House Genealogy Guide

If you are researching the the history of a house or property in Nashville, here are some resources located in the Metro Archives to help you in your search:

Deed Books and Deed Book Indexes:

Davidson County Deed Indexes at Metro Archives span a period from 1784 to 1924. There are both reverse (buyer) and direct (seller) indexes. Deed Records on microfilm span between 1784 and 1901. To conduct a complete search, it will be necessary to visit the Davidson County Register of Deeds Office.

Nashville City Directories, 1853 to 2011:

From 1853 to 1909, city directories cn be searched by name only. Beginning in 1910, city directories can be searched by name and by street address. City Directories before 1963 did not cover the entire county but did extend beyond the official city limits.

Maps:

The Metro Archives houses the 1871 Map of Davidson County, 1877 Map of Nashville, 1889 Atlas, 1908 Engineers Map, 1919 County Road Map, and Sanborn Insurance Maps. The 1889 and 1908 maps and the Sanborn maps show footprints of existing buildings.

Plat Books:

Plat books show subdivisions of property. The earliest Register's Office book in Metro Archives holdings dates to 1855. Metro Archives has plats continuing through the late 1990s. Subdivision plats are dated and contain property dimensions and building footprints. An abstract of any lot in your subdivision may give you a history of the property before the division.

Tennessee Title Company Abstracts, 1915-1940:

The Tennessee Title Company Abstracts were transferred to Metro Archives by the Tennessee State Library and Archives. The abstracts trace property ownership back for several generations. Copies of early deeds, last wills and testaments, and property plats are often included.

Denis Title Abstracts, 1900-1945:

This small collection of abstracts traces property ownership back for several generations. Copies of early deeds, last wills and testaments, and property plats are often included.

Wills and Estate Records:

Property is sometimes transferred by a bequest found in a will or distributed in the settlement of an estate.

Tax Records:

The Metro Archives has limited tax records from 1890 to 1904. The Tennessee State Library and Archives has some tax regords from 1948 and before. For information on more recent records, contact the Assessor of Property Office.

Chancery Court Records

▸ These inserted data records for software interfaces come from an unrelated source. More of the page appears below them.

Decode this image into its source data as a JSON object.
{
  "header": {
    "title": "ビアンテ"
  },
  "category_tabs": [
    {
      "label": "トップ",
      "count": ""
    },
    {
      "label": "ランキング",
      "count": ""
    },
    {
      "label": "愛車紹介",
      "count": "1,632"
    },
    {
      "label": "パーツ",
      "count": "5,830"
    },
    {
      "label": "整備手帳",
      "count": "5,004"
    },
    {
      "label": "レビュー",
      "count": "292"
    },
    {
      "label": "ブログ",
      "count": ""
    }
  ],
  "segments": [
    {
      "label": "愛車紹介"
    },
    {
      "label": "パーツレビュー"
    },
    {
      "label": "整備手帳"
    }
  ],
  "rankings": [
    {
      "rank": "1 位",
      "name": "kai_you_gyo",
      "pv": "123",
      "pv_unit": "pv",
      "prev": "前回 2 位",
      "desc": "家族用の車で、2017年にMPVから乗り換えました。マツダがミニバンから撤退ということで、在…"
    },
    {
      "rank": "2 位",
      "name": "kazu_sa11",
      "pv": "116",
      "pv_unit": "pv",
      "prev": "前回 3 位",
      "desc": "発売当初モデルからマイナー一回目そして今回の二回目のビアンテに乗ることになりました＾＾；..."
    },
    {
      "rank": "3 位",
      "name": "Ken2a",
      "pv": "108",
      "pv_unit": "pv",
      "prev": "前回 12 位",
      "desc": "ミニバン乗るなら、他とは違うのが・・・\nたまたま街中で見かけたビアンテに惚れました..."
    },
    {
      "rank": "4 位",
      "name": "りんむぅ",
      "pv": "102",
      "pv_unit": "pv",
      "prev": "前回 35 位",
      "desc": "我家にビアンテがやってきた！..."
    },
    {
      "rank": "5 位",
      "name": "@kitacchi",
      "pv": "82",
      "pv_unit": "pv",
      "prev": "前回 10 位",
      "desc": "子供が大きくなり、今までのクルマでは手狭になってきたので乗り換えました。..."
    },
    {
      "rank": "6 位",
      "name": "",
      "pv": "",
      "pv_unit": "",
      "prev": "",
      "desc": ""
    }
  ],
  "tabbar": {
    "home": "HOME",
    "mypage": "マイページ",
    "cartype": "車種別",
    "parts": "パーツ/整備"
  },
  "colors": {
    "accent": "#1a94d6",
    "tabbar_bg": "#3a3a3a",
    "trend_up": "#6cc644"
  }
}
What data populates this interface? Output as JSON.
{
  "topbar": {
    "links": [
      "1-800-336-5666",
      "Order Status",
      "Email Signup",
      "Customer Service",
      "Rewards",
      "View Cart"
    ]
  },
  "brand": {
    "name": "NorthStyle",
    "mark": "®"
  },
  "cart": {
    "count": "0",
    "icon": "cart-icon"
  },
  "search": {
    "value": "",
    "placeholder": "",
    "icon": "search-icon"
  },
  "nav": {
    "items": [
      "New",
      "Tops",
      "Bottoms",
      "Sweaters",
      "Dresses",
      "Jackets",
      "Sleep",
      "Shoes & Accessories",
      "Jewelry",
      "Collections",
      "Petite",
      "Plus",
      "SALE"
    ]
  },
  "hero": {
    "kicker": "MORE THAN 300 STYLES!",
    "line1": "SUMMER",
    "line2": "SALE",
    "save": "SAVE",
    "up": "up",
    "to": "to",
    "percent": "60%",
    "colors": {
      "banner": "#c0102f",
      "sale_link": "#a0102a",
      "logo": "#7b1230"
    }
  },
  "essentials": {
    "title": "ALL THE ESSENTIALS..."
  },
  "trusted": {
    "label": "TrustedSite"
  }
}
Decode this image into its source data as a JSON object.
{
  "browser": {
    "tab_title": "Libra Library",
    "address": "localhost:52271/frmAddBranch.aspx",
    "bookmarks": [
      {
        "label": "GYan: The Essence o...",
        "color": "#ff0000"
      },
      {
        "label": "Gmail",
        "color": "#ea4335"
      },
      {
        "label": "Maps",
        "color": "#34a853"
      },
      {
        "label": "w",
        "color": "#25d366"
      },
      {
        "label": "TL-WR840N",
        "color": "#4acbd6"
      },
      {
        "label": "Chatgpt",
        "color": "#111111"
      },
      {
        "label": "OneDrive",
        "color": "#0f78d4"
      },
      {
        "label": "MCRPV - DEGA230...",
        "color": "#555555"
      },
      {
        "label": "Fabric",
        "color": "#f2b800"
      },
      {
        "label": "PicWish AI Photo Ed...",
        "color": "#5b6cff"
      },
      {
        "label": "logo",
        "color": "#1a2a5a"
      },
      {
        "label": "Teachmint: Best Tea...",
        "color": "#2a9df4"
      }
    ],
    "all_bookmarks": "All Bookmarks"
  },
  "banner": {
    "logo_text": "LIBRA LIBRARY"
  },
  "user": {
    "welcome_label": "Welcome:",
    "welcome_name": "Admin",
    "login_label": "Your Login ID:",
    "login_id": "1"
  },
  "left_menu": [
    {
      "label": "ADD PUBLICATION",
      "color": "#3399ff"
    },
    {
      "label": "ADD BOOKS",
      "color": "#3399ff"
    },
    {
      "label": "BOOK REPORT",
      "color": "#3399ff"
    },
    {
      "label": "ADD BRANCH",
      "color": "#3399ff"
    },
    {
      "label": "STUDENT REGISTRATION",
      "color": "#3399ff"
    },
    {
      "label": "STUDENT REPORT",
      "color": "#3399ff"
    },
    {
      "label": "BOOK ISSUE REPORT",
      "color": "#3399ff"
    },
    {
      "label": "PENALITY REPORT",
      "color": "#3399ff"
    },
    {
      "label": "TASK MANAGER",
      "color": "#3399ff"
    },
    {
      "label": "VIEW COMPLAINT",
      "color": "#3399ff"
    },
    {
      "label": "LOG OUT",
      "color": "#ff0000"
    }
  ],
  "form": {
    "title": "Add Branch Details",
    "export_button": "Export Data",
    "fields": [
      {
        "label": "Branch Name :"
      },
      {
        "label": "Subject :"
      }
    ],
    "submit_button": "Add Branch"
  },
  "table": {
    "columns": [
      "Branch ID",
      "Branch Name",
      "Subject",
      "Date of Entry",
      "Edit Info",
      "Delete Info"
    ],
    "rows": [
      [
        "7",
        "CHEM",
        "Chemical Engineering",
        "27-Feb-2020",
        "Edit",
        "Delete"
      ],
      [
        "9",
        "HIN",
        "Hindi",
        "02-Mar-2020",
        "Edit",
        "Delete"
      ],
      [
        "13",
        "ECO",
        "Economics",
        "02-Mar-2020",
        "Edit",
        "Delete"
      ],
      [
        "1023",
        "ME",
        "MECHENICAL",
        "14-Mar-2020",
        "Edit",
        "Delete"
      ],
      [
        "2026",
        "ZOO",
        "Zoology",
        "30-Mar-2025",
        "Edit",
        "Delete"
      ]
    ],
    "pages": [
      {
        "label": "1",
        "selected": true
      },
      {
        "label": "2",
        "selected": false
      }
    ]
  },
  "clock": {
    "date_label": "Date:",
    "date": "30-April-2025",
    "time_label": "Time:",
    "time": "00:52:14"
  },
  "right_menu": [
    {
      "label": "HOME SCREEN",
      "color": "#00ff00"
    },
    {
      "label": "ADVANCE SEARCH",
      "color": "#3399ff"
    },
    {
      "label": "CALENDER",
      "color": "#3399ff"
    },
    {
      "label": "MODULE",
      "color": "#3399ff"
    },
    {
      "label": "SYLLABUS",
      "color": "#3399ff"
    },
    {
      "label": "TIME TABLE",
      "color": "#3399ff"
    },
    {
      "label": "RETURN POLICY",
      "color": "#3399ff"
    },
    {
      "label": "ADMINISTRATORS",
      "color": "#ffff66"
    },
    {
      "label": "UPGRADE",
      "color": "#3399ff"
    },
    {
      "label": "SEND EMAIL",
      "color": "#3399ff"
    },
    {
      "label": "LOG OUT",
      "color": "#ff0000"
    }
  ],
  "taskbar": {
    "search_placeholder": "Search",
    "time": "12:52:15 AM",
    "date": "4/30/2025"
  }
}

Property information can be found in minute books, case files, and plan books. Chancery is an equity court and cases concerning the division of estates and property are often heard there. Plan books and sometimes case files have plats of property, which can include building footprints.

City of Nashville Annual Reports

These reports can be used to research 1892-1893 building permits. Building permits for Nashville are kept only for a span of a few years and then are destroyed. The 1892 and 1893 permits survive because they were published in the annual reports.

Vertical Files:

Specific Areas, Buildings, Past Buildings, Homes, Churches, Businesses, and Surnames. These files contain clippings from Nashville newspapers and magazines, as well as other published and unpublished material submitted to the Archives.

Collections

Collections donated to Metro Archives by other Metro departments and individuals, such as the Metropolitan Development and Housing Agency, the Judi Wells East Nashville Collection, and the John Connelly Germantown Collection, all include research on specific neighborhoods, homes, churches, schools, and other buildings.

Publications:

Neighborhood, Building, and Communitiy Histories contain information on houses and buildings and often include photographs.

Photographs:

Metro Archives has several photographic collections. The largest, consisting of more than several thousand negatives and several hundred prints, is primarily the work of the city-employed photographers between 1945 and 1985. Other collections which contain photographs of buildings and street scenes are the Bainbridge Collection, the Creighton Collection, the MDHA Photograph Collection, and the Thuss Collection.

Neighbors and Neighborhood Associations:

Ask neighbors what they know about your house, previous owners and the history of your neighborhood. Try to contact previous owners. They may know the history of the house and may have old photographs to share.